→ Excerpted data
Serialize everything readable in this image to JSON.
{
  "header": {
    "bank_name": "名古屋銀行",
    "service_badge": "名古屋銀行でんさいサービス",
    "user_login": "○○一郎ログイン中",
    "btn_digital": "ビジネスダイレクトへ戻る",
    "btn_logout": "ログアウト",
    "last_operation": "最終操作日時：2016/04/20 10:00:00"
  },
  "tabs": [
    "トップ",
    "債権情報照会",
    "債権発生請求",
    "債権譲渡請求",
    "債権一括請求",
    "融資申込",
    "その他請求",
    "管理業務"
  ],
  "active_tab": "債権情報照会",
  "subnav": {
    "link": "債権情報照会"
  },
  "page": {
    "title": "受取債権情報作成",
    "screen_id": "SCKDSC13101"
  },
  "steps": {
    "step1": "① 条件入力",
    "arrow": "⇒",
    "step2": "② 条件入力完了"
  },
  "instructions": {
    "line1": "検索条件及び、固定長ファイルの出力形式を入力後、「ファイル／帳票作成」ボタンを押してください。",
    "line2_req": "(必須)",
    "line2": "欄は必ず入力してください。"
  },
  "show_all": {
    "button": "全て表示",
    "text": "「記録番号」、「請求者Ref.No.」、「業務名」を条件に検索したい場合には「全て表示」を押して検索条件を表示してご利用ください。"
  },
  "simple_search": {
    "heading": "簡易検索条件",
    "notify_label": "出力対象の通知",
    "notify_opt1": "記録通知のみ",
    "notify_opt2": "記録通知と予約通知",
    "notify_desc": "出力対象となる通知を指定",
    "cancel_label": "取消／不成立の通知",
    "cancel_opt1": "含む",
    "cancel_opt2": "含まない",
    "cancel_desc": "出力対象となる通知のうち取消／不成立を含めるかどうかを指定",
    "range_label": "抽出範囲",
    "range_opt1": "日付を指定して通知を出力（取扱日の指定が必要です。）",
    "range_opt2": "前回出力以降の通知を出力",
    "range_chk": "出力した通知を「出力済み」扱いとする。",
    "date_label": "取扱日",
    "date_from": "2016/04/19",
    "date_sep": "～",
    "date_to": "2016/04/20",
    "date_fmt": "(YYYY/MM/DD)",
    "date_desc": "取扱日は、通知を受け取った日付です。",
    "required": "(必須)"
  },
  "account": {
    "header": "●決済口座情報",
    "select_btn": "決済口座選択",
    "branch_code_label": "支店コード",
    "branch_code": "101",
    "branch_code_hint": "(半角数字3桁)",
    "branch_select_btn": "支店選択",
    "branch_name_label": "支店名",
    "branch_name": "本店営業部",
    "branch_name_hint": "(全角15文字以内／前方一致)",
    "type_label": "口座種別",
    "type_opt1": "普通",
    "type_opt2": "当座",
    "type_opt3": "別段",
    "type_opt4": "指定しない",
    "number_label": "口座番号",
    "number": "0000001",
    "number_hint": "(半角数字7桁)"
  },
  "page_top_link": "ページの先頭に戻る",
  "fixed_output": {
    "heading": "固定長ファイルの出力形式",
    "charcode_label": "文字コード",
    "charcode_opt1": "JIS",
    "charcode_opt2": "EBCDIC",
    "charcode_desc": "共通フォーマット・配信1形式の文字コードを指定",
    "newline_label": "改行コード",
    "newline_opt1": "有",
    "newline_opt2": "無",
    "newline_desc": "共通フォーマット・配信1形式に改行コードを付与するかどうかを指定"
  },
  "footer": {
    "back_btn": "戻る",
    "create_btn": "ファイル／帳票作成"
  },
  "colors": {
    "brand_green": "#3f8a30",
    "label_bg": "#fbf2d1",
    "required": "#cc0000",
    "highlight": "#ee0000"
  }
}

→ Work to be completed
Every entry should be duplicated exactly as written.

→ Output for this task
Serialize everything readable in this image to JSON.
{
  "header": {
    "bank_name": "名古屋銀行",
    "service_badge": "名古屋銀行でんさいサービス",
    "user_login": "○○一郎ログイン中",
    "btn_digital": "ビジネスダイレクトへ戻る",
    "btn_logout": "ログアウト",
    "last_operation": "最終操作日時：2016/04/20 10:00:00"
  },
  "tabs": [
    "トップ",
    "債権情報照会",
    "債権発生請求",
    "債権譲渡請求",
    "債権一括請求",
    "融資申込",
    "その他請求",
    "管理業務"
  ],
  "active_tab": "債権情報照会",
  "subnav": {
    "link": "債権情報照会"
  },
  "page": {
    "title": "受取債権情報作成",
    "screen_id": "SCKDSC13101"
  },
  "steps": {
    "step1": "① 条件入力",
    "arrow": "⇒",
    "step2": "② 条件入力完了"
  },
  "instructions": {
    "line1": "検索条件及び、固定長ファイルの出力形式を入力後、「ファイル／帳票作成」ボタンを押してください。",
    "line2_req": "(必須)",
    "line2": "欄は必ず入力してください。"
  },
  "show_all": {
    "button": "全て表示",
    "text": "「記録番号」、「請求者Ref.No.」、「業務名」を条件に検索したい場合には「全て表示」を押して検索条件を表示してご利用ください。"
  },
  "simple_search": {
    "heading": "簡易検索条件",
    "notify_label": "出力対象の通知",
    "notify_opt1": "記録通知のみ",
    "notify_opt2": "記録通知と予約通知",
    "notify_desc": "出力対象となる通知を指定",
    "cancel_label": "取消／不成立の通知",
    "cancel_opt1": "含む",
    "cancel_opt2": "含まない",
    "cancel_desc": "出力対象となる通知のうち取消／不成立を含めるかどうかを指定",
    "range_label": "抽出範囲",
    "range_opt1": "日付を指定して通知を出力（取扱日の指定が必要です。）",
    "range_opt2": "前回出力以降の通知を出力",
    "range_chk": "出力した通知を「出力済み」扱いとする。",
    "date_label": "取扱日",
    "date_from": "2016/04/19",
    "date_sep": "～",
    "date_to": "2016/04/20",
    "date_fmt": "(YYYY/MM/DD)",
    "date_desc": "取扱日は、通知を受け取った日付です。",
    "required": "(必須)"
  },
  "account": {
    "header": "●決済口座情報",
    "select_btn": "決済口座選択",
    "branch_code_label": "支店コード",
    "branch_code": "101",
    "branch_code_hint": "(半角数字3桁)",
    "branch_select_btn": "支店選択",
    "branch_name_label": "支店名",
    "branch_name": "本店営業部",
    "branch_name_hint": "(全角15文字以内／前方一致)",
    "type_label": "口座種別",
    "type_opt1": "普通",
    "type_opt2": "当座",
    "type_opt3": "別段",
    "type_opt4": "指定しない",
    "number_label": "口座番号",
    "number": "0000001",
    "number_hint": "(半角数字7桁)"
  },
  "page_top_link": "ページの先頭に戻る",
  "fixed_output": {
    "heading": "固定長ファイルの出力形式",
    "charcode_label": "文字コード",
    "charcode_opt1": "JIS",
    "charcode_opt2": "EBCDIC",
    "charcode_desc": "共通フォーマット・配信1形式の文字コードを指定",
    "newline_label": "改行コード",
    "newline_opt1": "有",
    "newline_opt2": "無",
    "newline_desc": "共通フォーマット・配信1形式に改行コードを付与するかどうかを指定"
  },
  "footer": {
    "back_btn": "戻る",
    "create_btn": "ファイル／帳票作成"
  },
  "colors": {
    "brand_green": "#3f8a30",
    "label_bg": "#fbf2d1",
    "required": "#cc0000",
    "highlight": "#ee0000"
  }
}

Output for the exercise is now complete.